The other day I was listening to an episode of Back to Work while taking a break from my actual work, and Merlin Mann made an offhand reference to smart playlists, a vastly underrated feature of iTunes he has written about extensively on his old blog. Listening to him, it suddenly occurred to me that I hadn't made a smart playlist of my own in quite a while. Autumn was in the air, and something about autumn always makes me think of adolescence, so I decided to build a playlist of the lo-fi indie rock (Pavement, Guided By Voices, Sebadoh, Superchunk, etc.) that I used to listen to when it was 18.

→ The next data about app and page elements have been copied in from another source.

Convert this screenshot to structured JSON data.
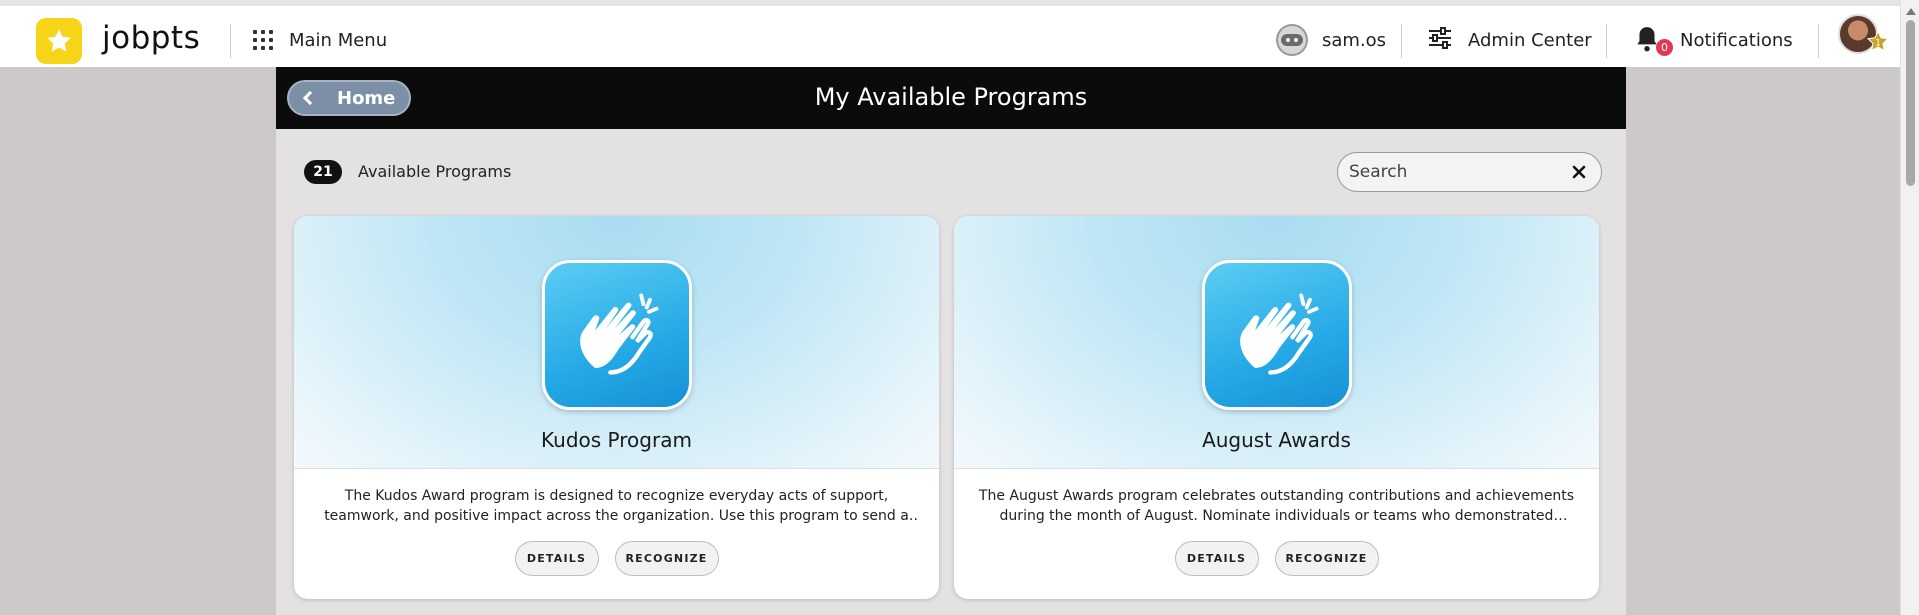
{
  "topbar": {
    "brand": "jobpts",
    "main_menu_label": "Main Menu",
    "assistant_label": "sam.os",
    "admin_label": "Admin Center",
    "notifications_label": "Notifications",
    "notifications_count": "0",
    "avatar_badge": "1",
    "icons": [
      "star-logo-icon",
      "grid-menu-icon",
      "robot-icon",
      "sliders-icon",
      "bell-icon",
      "user-avatar",
      "star-badge-icon"
    ]
  },
  "header": {
    "back_label": "Home",
    "title": "My Available Programs"
  },
  "toolbar": {
    "count": "21",
    "count_label": "Available Programs",
    "search_placeholder": "Search"
  },
  "programs": [
    {
      "title": "Kudos Program",
      "description": "The Kudos Award program is designed to recognize everyday acts of support, teamwork, and positive impact across the organization. Use this program to send a quick note of appreciatio...",
      "details_label": "DETAILS",
      "recognize_label": "RECOGNIZE",
      "icon": "clapping-hands-icon"
    },
    {
      "title": "August Awards",
      "description": "The August Awards program celebrates outstanding contributions and achievements during the month of August. Nominate individuals or teams who demonstrated exceptional...",
      "details_label": "DETAILS",
      "recognize_label": "RECOGNIZE",
      "icon": "clapping-hands-icon"
    }
  ],
  "colors": {
    "brand_yellow": "#f7d417",
    "header_black": "#0b0b0b",
    "home_button": "#7d8fa6",
    "icon_blue": "#25a9e6",
    "badge_red": "#e0385a"
  }
}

In the process of playlist building, I began to consider what a strange and strangely powerful influence smart playlists have had on my life. The first time I ever used a CD player, the shuffle function struck me as its most powerful feature. As much as I like the album as an art form, I also love the idea of laying different songs against each other, creating new combinations of sound. Eventually, I got a 5 disc CD player, and I made extensive use of its shuffle function as well, but I wanted more. I wanted to shuffle all my music, and when MP3 players first came on the scene, I sensed this was finally possible. I shied away from the pricey iPod, though, until I heard about smart playlists.
The idea, if you aren't already familiar with it, is simple. iTunes tracks all kinds of data about the songs you listen to. It knows the name of the artist, the name of the album, the genre, when you added it to your library, when you last listened to it, how often you've listened to it, how many times you've skipped it, whether you've given it a rating of 1 to 5 stars, and so on. A smart playlist makes it possible to leverage all of this data to serve up exactly the kind of music you want to listen to at this moment.

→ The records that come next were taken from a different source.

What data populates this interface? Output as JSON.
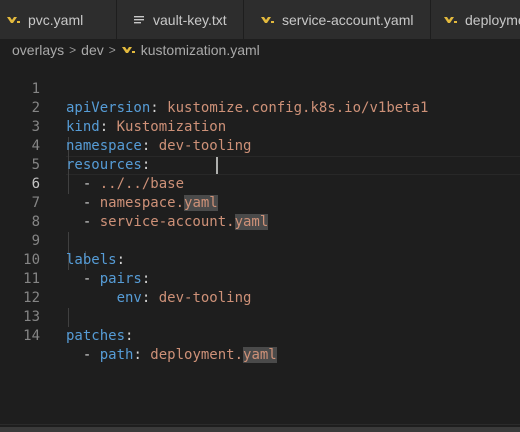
{
  "tabs": [
    {
      "label": "pvc.yaml",
      "icon": "yaml-icon"
    },
    {
      "label": "vault-key.txt",
      "icon": "text-file-icon"
    },
    {
      "label": "service-account.yaml",
      "icon": "yaml-icon"
    },
    {
      "label": "deployme",
      "icon": "yaml-icon"
    }
  ],
  "breadcrumb": {
    "folder1": "overlays",
    "sep": ">",
    "folder2": "dev",
    "file": "kustomization.yaml"
  },
  "editor": {
    "active_line": 6,
    "lines": [
      {
        "n": "1",
        "key": "apiVersion",
        "colon": ":",
        "val": "kustomize.config.k8s.io/v1beta1"
      },
      {
        "n": "2",
        "key": "kind",
        "colon": ":",
        "val": "Kustomization"
      },
      {
        "n": "3",
        "key": "namespace",
        "colon": ":",
        "val": "dev-tooling"
      },
      {
        "n": "4",
        "key": "resources",
        "colon": ":"
      },
      {
        "n": "5",
        "dash": "- ",
        "val": "../../base"
      },
      {
        "n": "6",
        "dash": "- ",
        "val": "namespace.",
        "ext": "yaml"
      },
      {
        "n": "7",
        "dash": "- ",
        "val": "service-account.",
        "ext": "yaml"
      },
      {
        "n": "8"
      },
      {
        "n": "9",
        "key": "labels",
        "colon": ":"
      },
      {
        "n": "10",
        "dash": "- ",
        "key": "pairs",
        "colon": ":"
      },
      {
        "n": "11",
        "key": "env",
        "colon": ": ",
        "val": "dev-tooling"
      },
      {
        "n": "12"
      },
      {
        "n": "13",
        "key": "patches",
        "colon": ":"
      },
      {
        "n": "14",
        "dash": "- ",
        "key": "path",
        "colon": ": ",
        "val": "deployment.",
        "ext": "yaml"
      }
    ]
  },
  "colors": {
    "background": "#1e1e1e",
    "key": "#569cd6",
    "string": "#ce9178",
    "line_number": "#858585",
    "yaml_icon": "#e2b93d"
  }
}
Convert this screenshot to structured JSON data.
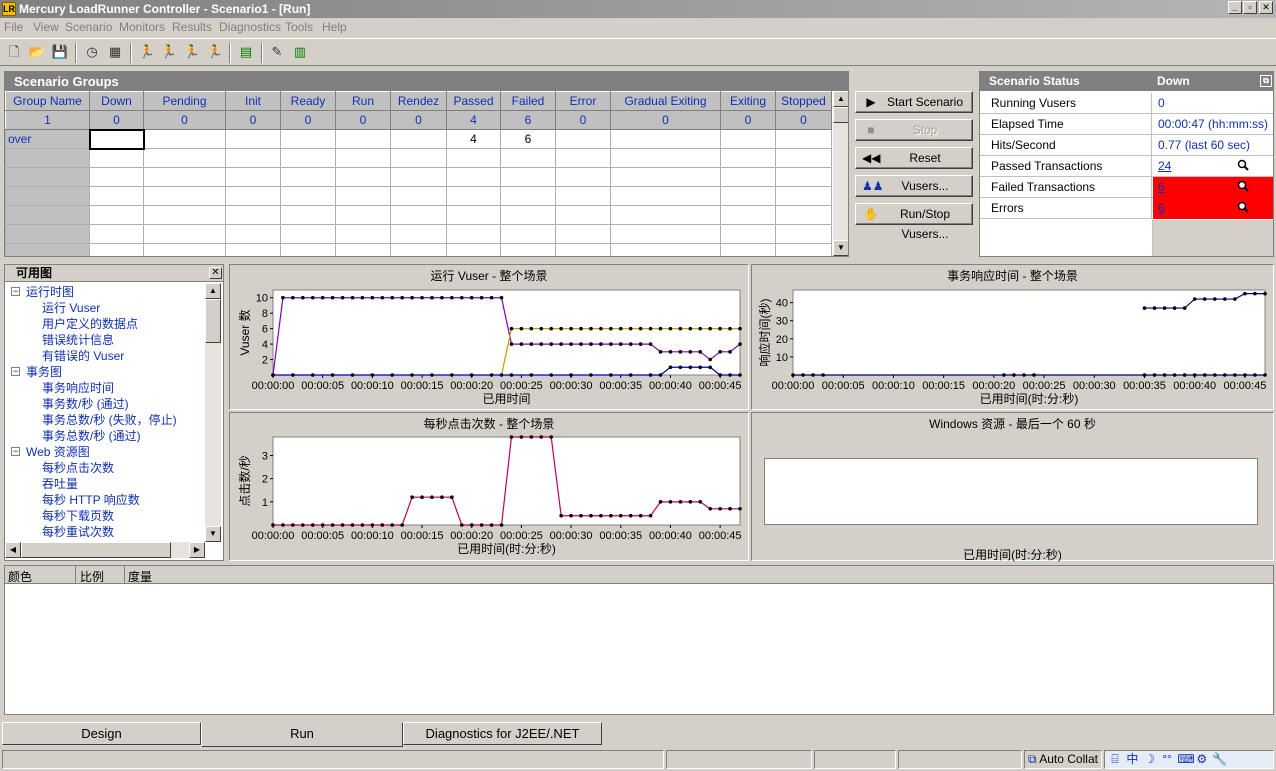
{
  "window": {
    "title": "Mercury LoadRunner Controller - Scenario1 - [Run]",
    "app_icon": "LR"
  },
  "menu": [
    "File",
    "View",
    "Scenario",
    "Monitors",
    "Results",
    "Diagnostics",
    "Tools",
    "Help"
  ],
  "toolbar_icons": [
    "new-icon",
    "open-icon",
    "save-icon",
    "clock-icon",
    "rendezvous-icon",
    "run-vuser-icon",
    "gradual-icon",
    "stop-vuser-icon",
    "reset-vuser-icon",
    "analysis-icon",
    "results-icon",
    "monitor-icon"
  ],
  "groups": {
    "title": "Scenario Groups",
    "columns": [
      "Group Name",
      "Down",
      "Pending",
      "Init",
      "Ready",
      "Run",
      "Rendez",
      "Passed",
      "Failed",
      "Error",
      "Gradual Exiting",
      "Exiting",
      "Stopped"
    ],
    "totals": [
      "1",
      "0",
      "0",
      "0",
      "0",
      "0",
      "0",
      "4",
      "6",
      "0",
      "0",
      "0",
      "0"
    ],
    "rows": [
      [
        "over",
        "",
        "",
        "",
        "",
        "",
        "",
        "4",
        "6",
        "",
        "",
        "",
        ""
      ]
    ]
  },
  "actions": {
    "start": "Start Scenario",
    "stop": "Stop",
    "reset": "Reset",
    "vusers": "Vusers...",
    "runstop": "Run/Stop Vusers..."
  },
  "status": {
    "title": "Scenario Status",
    "state": "Down",
    "rows": [
      {
        "key": "Running Vusers",
        "value": "0"
      },
      {
        "key": "Elapsed Time",
        "value": "00:00:47 (hh:mm:ss)"
      },
      {
        "key": "Hits/Second",
        "value": "0.77 (last 60 sec)"
      },
      {
        "key": "Passed Transactions",
        "value": "24"
      },
      {
        "key": "Failed Transactions",
        "value": "6"
      },
      {
        "key": "Errors",
        "value": "6"
      }
    ],
    "error_color": "#ff0000"
  },
  "tree": {
    "title": "可用图",
    "items": [
      {
        "label": "运行时图",
        "level": 0,
        "box": "−"
      },
      {
        "label": "运行 Vuser",
        "level": 1
      },
      {
        "label": "用户定义的数据点",
        "level": 1
      },
      {
        "label": "错误统计信息",
        "level": 1
      },
      {
        "label": "有错误的 Vuser",
        "level": 1
      },
      {
        "label": "事务图",
        "level": 0,
        "box": "−"
      },
      {
        "label": "事务响应时间",
        "level": 1
      },
      {
        "label": "事务数/秒 (通过)",
        "level": 1
      },
      {
        "label": "事务总数/秒 (失败，停止)",
        "level": 1
      },
      {
        "label": "事务总数/秒 (通过)",
        "level": 1
      },
      {
        "label": "Web 资源图",
        "level": 0,
        "box": "−"
      },
      {
        "label": "每秒点击次数",
        "level": 1
      },
      {
        "label": "吞吐量",
        "level": 1
      },
      {
        "label": "每秒 HTTP 响应数",
        "level": 1
      },
      {
        "label": "每秒下载页数",
        "level": 1
      },
      {
        "label": "每秒重试次数",
        "level": 1
      }
    ]
  },
  "graphs": {
    "vuser": {
      "title": "运行 Vuser - 整个场景",
      "ylabel": "Vuser 数",
      "xlabel": "已用时间"
    },
    "trt": {
      "title": "事务响应时间 - 整个场景",
      "ylabel": "响应时间(秒)",
      "xlabel": "已用时间(时:分:秒)"
    },
    "hits": {
      "title": "每秒点击次数 - 整个场景",
      "ylabel": "点击数/秒",
      "xlabel": "已用时间(时:分:秒)"
    },
    "win": {
      "title": "Windows 资源 - 最后一个 60 秒",
      "xlabel": "已用时间(时:分:秒)"
    }
  },
  "chart_data": [
    {
      "type": "line",
      "title": "运行 Vuser - 整个场景",
      "xlabel": "已用时间",
      "ylabel": "Vuser 数",
      "x_ticks": [
        "00:00:00",
        "00:00:05",
        "00:00:10",
        "00:00:15",
        "00:00:20",
        "00:00:25",
        "00:00:30",
        "00:00:35",
        "00:00:40",
        "00:00:45"
      ],
      "y_ticks": [
        "2",
        "4",
        "6",
        "8",
        "10"
      ],
      "xlim": [
        0,
        47
      ],
      "ylim": [
        0,
        11
      ],
      "series": [
        {
          "color": "#8000c0",
          "x": [
            0,
            1,
            2,
            3,
            4,
            5,
            6,
            7,
            8,
            9,
            10,
            11,
            12,
            13,
            14,
            15,
            16,
            17,
            18,
            19,
            20,
            21,
            22,
            23,
            24,
            25,
            26,
            27,
            28,
            29,
            30,
            31,
            32,
            33,
            34,
            35,
            36,
            37,
            38,
            39,
            40,
            41,
            42,
            43,
            44,
            45,
            46,
            47
          ],
          "y": [
            0,
            10,
            10,
            10,
            10,
            10,
            10,
            10,
            10,
            10,
            10,
            10,
            10,
            10,
            10,
            10,
            10,
            10,
            10,
            10,
            10,
            10,
            10,
            10,
            4,
            4,
            4,
            4,
            4,
            4,
            4,
            4,
            4,
            4,
            4,
            4,
            4,
            4,
            4,
            3,
            3,
            3,
            3,
            3,
            2,
            3,
            3,
            4
          ]
        },
        {
          "color": "#c0a000",
          "x": [
            23,
            24,
            25,
            26,
            27,
            28,
            29,
            30,
            31,
            32,
            33,
            34,
            35,
            36,
            37,
            38,
            39,
            40,
            41,
            42,
            43,
            44,
            45,
            46,
            47
          ],
          "y": [
            0,
            6,
            6,
            6,
            6,
            6,
            6,
            6,
            6,
            6,
            6,
            6,
            6,
            6,
            6,
            6,
            6,
            6,
            6,
            6,
            6,
            6,
            6,
            6,
            6
          ]
        },
        {
          "color": "#0000c0",
          "x": [
            0,
            2,
            4,
            6,
            8,
            10,
            12,
            14,
            16,
            18,
            20,
            22,
            24,
            26,
            28,
            30,
            32,
            34,
            36,
            38,
            39,
            40,
            41,
            42,
            43,
            44,
            45,
            46,
            47
          ],
          "y": [
            0,
            0,
            0,
            0,
            0,
            0,
            0,
            0,
            0,
            0,
            0,
            0,
            0,
            0,
            0,
            0,
            0,
            0,
            0,
            0,
            0,
            1,
            1,
            1,
            1,
            1,
            0,
            0,
            0
          ]
        }
      ]
    },
    {
      "type": "line",
      "title": "事务响应时间 - 整个场景",
      "xlabel": "已用时间(时:分:秒)",
      "ylabel": "响应时间(秒)",
      "x_ticks": [
        "00:00:00",
        "00:00:05",
        "00:00:10",
        "00:00:15",
        "00:00:20",
        "00:00:25",
        "00:00:30",
        "00:00:35",
        "00:00:40",
        "00:00:45"
      ],
      "y_ticks": [
        "10",
        "20",
        "30",
        "40"
      ],
      "xlim": [
        0,
        47
      ],
      "ylim": [
        0,
        47
      ],
      "series": [
        {
          "color": "#000080",
          "x": [
            35,
            36,
            37,
            38,
            39,
            40,
            41,
            42,
            43,
            44,
            45,
            46,
            47
          ],
          "y": [
            37,
            37,
            37,
            37,
            37,
            42,
            42,
            42,
            42,
            42,
            45,
            45,
            45
          ]
        },
        {
          "color": "#000080",
          "x": [
            0,
            1,
            2,
            3,
            21,
            22,
            23,
            24,
            35,
            36,
            37,
            38,
            39,
            40,
            41,
            42,
            43,
            44,
            45,
            46,
            47
          ],
          "y": [
            0,
            0,
            0,
            0,
            0,
            0,
            0,
            0,
            0,
            0,
            0,
            0,
            0,
            0,
            0,
            0,
            0,
            0,
            0,
            0,
            0
          ]
        }
      ]
    },
    {
      "type": "line",
      "title": "每秒点击次数 - 整个场景",
      "xlabel": "已用时间(时:分:秒)",
      "ylabel": "点击数/秒",
      "x_ticks": [
        "00:00:00",
        "00:00:05",
        "00:00:10",
        "00:00:15",
        "00:00:20",
        "00:00:25",
        "00:00:30",
        "00:00:35",
        "00:00:40",
        "00:00:45"
      ],
      "y_ticks": [
        "1",
        "2",
        "3"
      ],
      "xlim": [
        0,
        47
      ],
      "ylim": [
        0,
        3.8
      ],
      "series": [
        {
          "color": "#c00060",
          "x": [
            0,
            1,
            2,
            3,
            4,
            5,
            6,
            7,
            8,
            9,
            10,
            11,
            12,
            13,
            14,
            15,
            16,
            17,
            18,
            19,
            20,
            21,
            22,
            23,
            24,
            25,
            26,
            27,
            28,
            29,
            30,
            31,
            32,
            33,
            34,
            35,
            36,
            37,
            38,
            39,
            40,
            41,
            42,
            43,
            44,
            45,
            46,
            47
          ],
          "y": [
            0,
            0,
            0,
            0,
            0,
            0,
            0,
            0,
            0,
            0,
            0,
            0,
            0,
            0,
            1.2,
            1.2,
            1.2,
            1.2,
            1.2,
            0,
            0,
            0,
            0,
            0,
            3.8,
            3.8,
            3.8,
            3.8,
            3.8,
            0.4,
            0.4,
            0.4,
            0.4,
            0.4,
            0.4,
            0.4,
            0.4,
            0.4,
            0.4,
            1,
            1,
            1,
            1,
            1,
            0.7,
            0.7,
            0.7,
            0.7
          ]
        }
      ]
    }
  ],
  "legend": {
    "col_color": "颜色",
    "col_scale": "比例",
    "col_measure": "度量"
  },
  "tabs": [
    "Design",
    "Run",
    "Diagnostics for J2EE/.NET"
  ],
  "statusbar": {
    "auto": "Auto Collat",
    "tray": [
      "中",
      "☽",
      "°°",
      "⌨",
      "⚙",
      "🔧"
    ]
  }
}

The concept of smart playlists blew my mind. I knew next to nothing about computers, programming, or any software really other than Microsoft Office. But I understood at once that with smart playlists, I could not only shuffle all my music, but do so in as many different ways as I could possibly imagine. I could shuffle just songs I hadn't heard in the past year, just songs I'd rated five stars that I hadn't heard in the last year, just indie rock songs I'd rated five stars that I hadn't heard in the last year, and so on. The possibilities were endless.
It was the lure of smart playlists that got me to buy an iPod, which got me to buy my first Macbook, which got me interested in indie software, which got me interested in things like Quicksliver and Omnifocus, which got me interested in blogs like 43 Folders and podcasts like Back to Work, which led me to a Saturday afternoon near the end of autumn in 2013, listening to a podcast with Merlin Mann talking briefly about smart playlists on my iPhone.
The playlist I made that afternoon consisted of music that hadn't been easy to come by in the suburban New Jersey town where I grew up; I had to make special trips to record stores in Hoboken and New York City to track down albums like Slanted and Enchanted and Bee Thousand when they first came out. But I carried those CDs with me through college and grad school and eventually ripped them into mp3s, which I stored on the hard drives of several successive computers. I don't even own the discs any more. What amazes me is that I now have the power to write a mini-software program that will sift through those scratchy lo-fi music files, as one might sift through scratchy lo-fi memories, to find songs I'd forgotten I even knew I loved.
Which is a long way of saying that software is magic.